• REQUIRED WORK: Look through the lines below, find those with the word "vertical", and copy them.

↓↓↓

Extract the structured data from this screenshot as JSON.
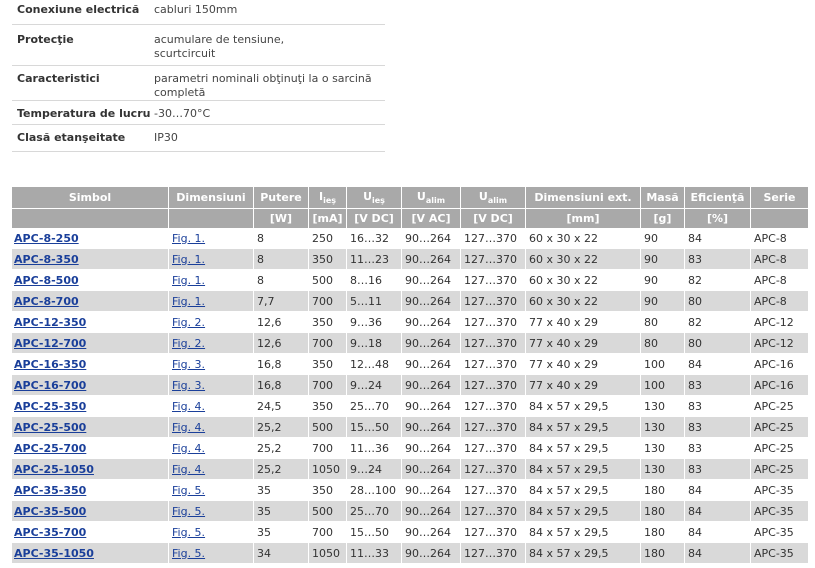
{
  "specs": [
    {
      "label": "Conexiune electrică",
      "value": [
        "cabluri 150mm"
      ]
    },
    {
      "label": "Protecţie",
      "value": [
        "acumulare de tensiune,",
        "scurtcircuit"
      ]
    },
    {
      "label": "Caracteristici",
      "value": [
        "parametri nominali obţinuţi la o sarcină completă"
      ]
    },
    {
      "label": "Temperatura de lucru",
      "value": [
        "-30…70°C"
      ]
    },
    {
      "label": "Clasă etanşeitate",
      "value": [
        "IP30"
      ]
    }
  ],
  "table": {
    "headers": [
      {
        "text": "Simbol",
        "sub": ""
      },
      {
        "text": "Dimensiuni",
        "sub": ""
      },
      {
        "text": "Putere",
        "sub": ""
      },
      {
        "text": "I",
        "sub": "ieş"
      },
      {
        "text": "U",
        "sub": "ieş"
      },
      {
        "text": "U",
        "sub": "alim"
      },
      {
        "text": "U",
        "sub": "alim"
      },
      {
        "text": "Dimensiuni ext.",
        "sub": ""
      },
      {
        "text": "Masă",
        "sub": ""
      },
      {
        "text": "Eficienţă",
        "sub": ""
      },
      {
        "text": "Serie",
        "sub": ""
      }
    ],
    "units": [
      "",
      "",
      "[W]",
      "[mA]",
      "[V DC]",
      "[V AC]",
      "[V DC]",
      "[mm]",
      "[g]",
      "[%]",
      ""
    ],
    "rows": [
      [
        "APC-8-250",
        "Fig. 1.",
        "8",
        "250",
        "16…32",
        "90…264",
        "127…370",
        "60 x 30 x 22",
        "90",
        "84",
        "APC-8"
      ],
      [
        "APC-8-350",
        "Fig. 1.",
        "8",
        "350",
        "11…23",
        "90…264",
        "127…370",
        "60 x 30 x 22",
        "90",
        "83",
        "APC-8"
      ],
      [
        "APC-8-500",
        "Fig. 1.",
        "8",
        "500",
        "8…16",
        "90…264",
        "127…370",
        "60 x 30 x 22",
        "90",
        "82",
        "APC-8"
      ],
      [
        "APC-8-700",
        "Fig. 1.",
        "7,7",
        "700",
        "5…11",
        "90…264",
        "127…370",
        "60 x 30 x 22",
        "90",
        "80",
        "APC-8"
      ],
      [
        "APC-12-350",
        "Fig. 2.",
        "12,6",
        "350",
        "9…36",
        "90…264",
        "127…370",
        "77 x 40 x 29",
        "80",
        "82",
        "APC-12"
      ],
      [
        "APC-12-700",
        "Fig. 2.",
        "12,6",
        "700",
        "9…18",
        "90…264",
        "127…370",
        "77 x 40 x 29",
        "80",
        "80",
        "APC-12"
      ],
      [
        "APC-16-350",
        "Fig. 3.",
        "16,8",
        "350",
        "12…48",
        "90…264",
        "127…370",
        "77 x 40 x 29",
        "100",
        "84",
        "APC-16"
      ],
      [
        "APC-16-700",
        "Fig. 3.",
        "16,8",
        "700",
        "9…24",
        "90…264",
        "127…370",
        "77 x 40 x 29",
        "100",
        "83",
        "APC-16"
      ],
      [
        "APC-25-350",
        "Fig. 4.",
        "24,5",
        "350",
        "25…70",
        "90…264",
        "127…370",
        "84 x 57 x 29,5",
        "130",
        "83",
        "APC-25"
      ],
      [
        "APC-25-500",
        "Fig. 4.",
        "25,2",
        "500",
        "15…50",
        "90…264",
        "127…370",
        "84 x 57 x 29,5",
        "130",
        "83",
        "APC-25"
      ],
      [
        "APC-25-700",
        "Fig. 4.",
        "25,2",
        "700",
        "11…36",
        "90…264",
        "127…370",
        "84 x 57 x 29,5",
        "130",
        "83",
        "APC-25"
      ],
      [
        "APC-25-1050",
        "Fig. 4.",
        "25,2",
        "1050",
        "9…24",
        "90…264",
        "127…370",
        "84 x 57 x 29,5",
        "130",
        "83",
        "APC-25"
      ],
      [
        "APC-35-350",
        "Fig. 5.",
        "35",
        "350",
        "28…100",
        "90…264",
        "127…370",
        "84 x 57 x 29,5",
        "180",
        "84",
        "APC-35"
      ],
      [
        "APC-35-500",
        "Fig. 5.",
        "35",
        "500",
        "25…70",
        "90…264",
        "127…370",
        "84 x 57 x 29,5",
        "180",
        "84",
        "APC-35"
      ],
      [
        "APC-35-700",
        "Fig. 5.",
        "35",
        "700",
        "15…50",
        "90…264",
        "127…370",
        "84 x 57 x 29,5",
        "180",
        "84",
        "APC-35"
      ],
      [
        "APC-35-1050",
        "Fig. 5.",
        "34",
        "1050",
        "11…33",
        "90…264",
        "127…370",
        "84 x 57 x 29,5",
        "180",
        "84",
        "APC-35"
      ]
    ]
  }
}
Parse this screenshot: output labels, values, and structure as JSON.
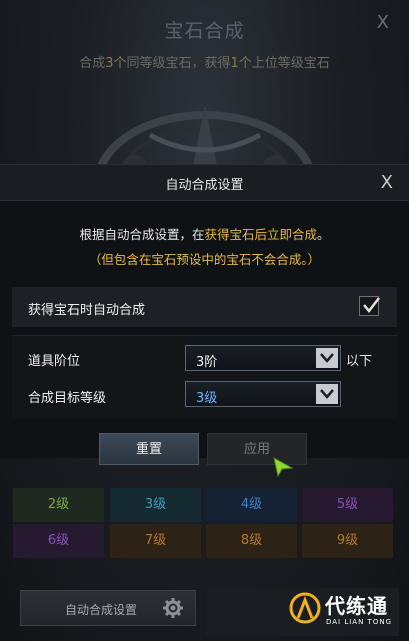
{
  "background": {
    "title": "宝石合成",
    "close_label": "X",
    "subtitle": {
      "parts": [
        "合成",
        "3个",
        "同等级宝石，获得",
        "1个",
        "上位等级宝石"
      ]
    }
  },
  "dialog": {
    "title": "自动合成设置",
    "close_label": "X",
    "description": {
      "before": "根据自动合成设置，在",
      "highlight": "获得宝石后立即合成",
      "after": "。"
    },
    "note": "（但包含在宝石预设中的宝石不会合成。）",
    "auto_combine": {
      "label": "获得宝石时自动合成",
      "checked": true
    },
    "item_tier": {
      "label": "道具阶位",
      "value": "3阶",
      "suffix": "以下"
    },
    "target_level": {
      "label": "合成目标等级",
      "value": "3级"
    }
  },
  "buttons": {
    "reset": "重置",
    "apply": "应用"
  },
  "grades": [
    {
      "label": "2级",
      "color": "#7ea64a",
      "bg": "#1e2a1f"
    },
    {
      "label": "3级",
      "color": "#3a9fc4",
      "bg": "#152a30"
    },
    {
      "label": "4级",
      "color": "#3e7fc9",
      "bg": "#162334"
    },
    {
      "label": "5级",
      "color": "#8a4fb8",
      "bg": "#261a31"
    },
    {
      "label": "6级",
      "color": "#8a4fb8",
      "bg": "#261a31"
    },
    {
      "label": "7级",
      "color": "#b57a2c",
      "bg": "#2c2216"
    },
    {
      "label": "8级",
      "color": "#b57a2c",
      "bg": "#2c2216"
    },
    {
      "label": "9级",
      "color": "#b57a2c",
      "bg": "#2c2216"
    }
  ],
  "bottom": {
    "auto_settings_label": "自动合成设置"
  },
  "watermark": {
    "title": "代练通",
    "subtitle": "DAI LIAN TONG"
  }
}
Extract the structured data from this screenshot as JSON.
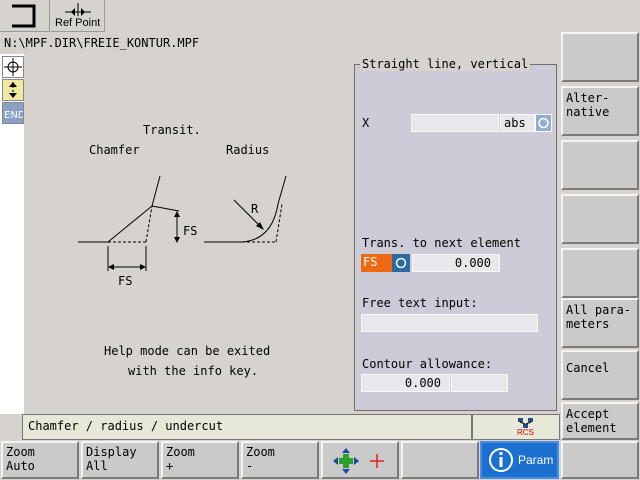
{
  "top": {
    "refpoint_label": "Ref Point"
  },
  "path": "N:\\MPF.DIR\\FREIE_KONTUR.MPF",
  "left_icons": [
    "target-icon",
    "vertical-arrows-icon",
    "end-icon"
  ],
  "help": {
    "transit": "Transit.",
    "chamfer": "Chamfer",
    "radius": "Radius",
    "fs_label": "FS",
    "r_label": "R",
    "exit_line1": "Help mode can be exited",
    "exit_line2": "with the info key."
  },
  "panel": {
    "title": "Straight line, vertical",
    "x_label": "X",
    "x_value": "",
    "x_unit": "abs",
    "trans_label": "Trans. to next element",
    "trans_mode": "FS",
    "trans_value": "0.000",
    "free_text_label": "Free text input:",
    "free_text_value": "",
    "allowance_label": "Contour allowance:",
    "allowance_value": "0.000"
  },
  "right_softkeys": [
    {
      "label": ""
    },
    {
      "label": "Alter-\nnative"
    },
    {
      "label": ""
    },
    {
      "label": ""
    },
    {
      "label": ""
    },
    {
      "label": "All para-\nmeters"
    },
    {
      "label": "Cancel"
    },
    {
      "label": "Accept\nelement"
    }
  ],
  "status": {
    "message": "Chamfer / radius / undercut",
    "rcs_label": "RCS"
  },
  "bottom_softkeys": [
    {
      "label": "Zoom\nAuto"
    },
    {
      "label": "Display\nAll"
    },
    {
      "label": "Zoom\n+"
    },
    {
      "label": "Zoom\n-"
    },
    {
      "label": ""
    },
    {
      "label": ""
    },
    {
      "label": "Param"
    },
    {
      "label": ""
    }
  ],
  "colors": {
    "accent_orange": "#ee6a12",
    "info_blue": "#1a6fcf",
    "panel_bg": "#cdcbd7"
  }
}
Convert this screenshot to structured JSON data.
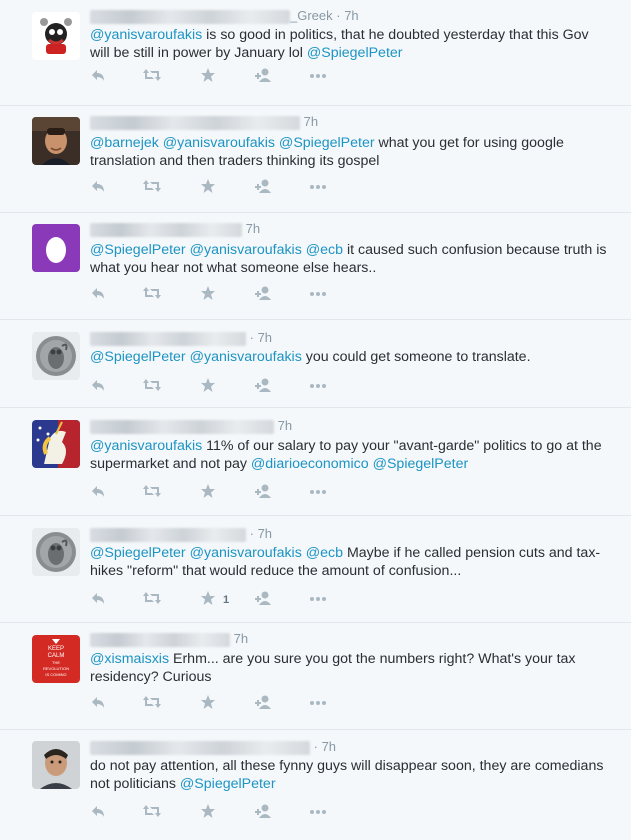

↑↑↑

• RESULT:
    "vertical-arrows-icon",
    "title": "Straight line, vertical",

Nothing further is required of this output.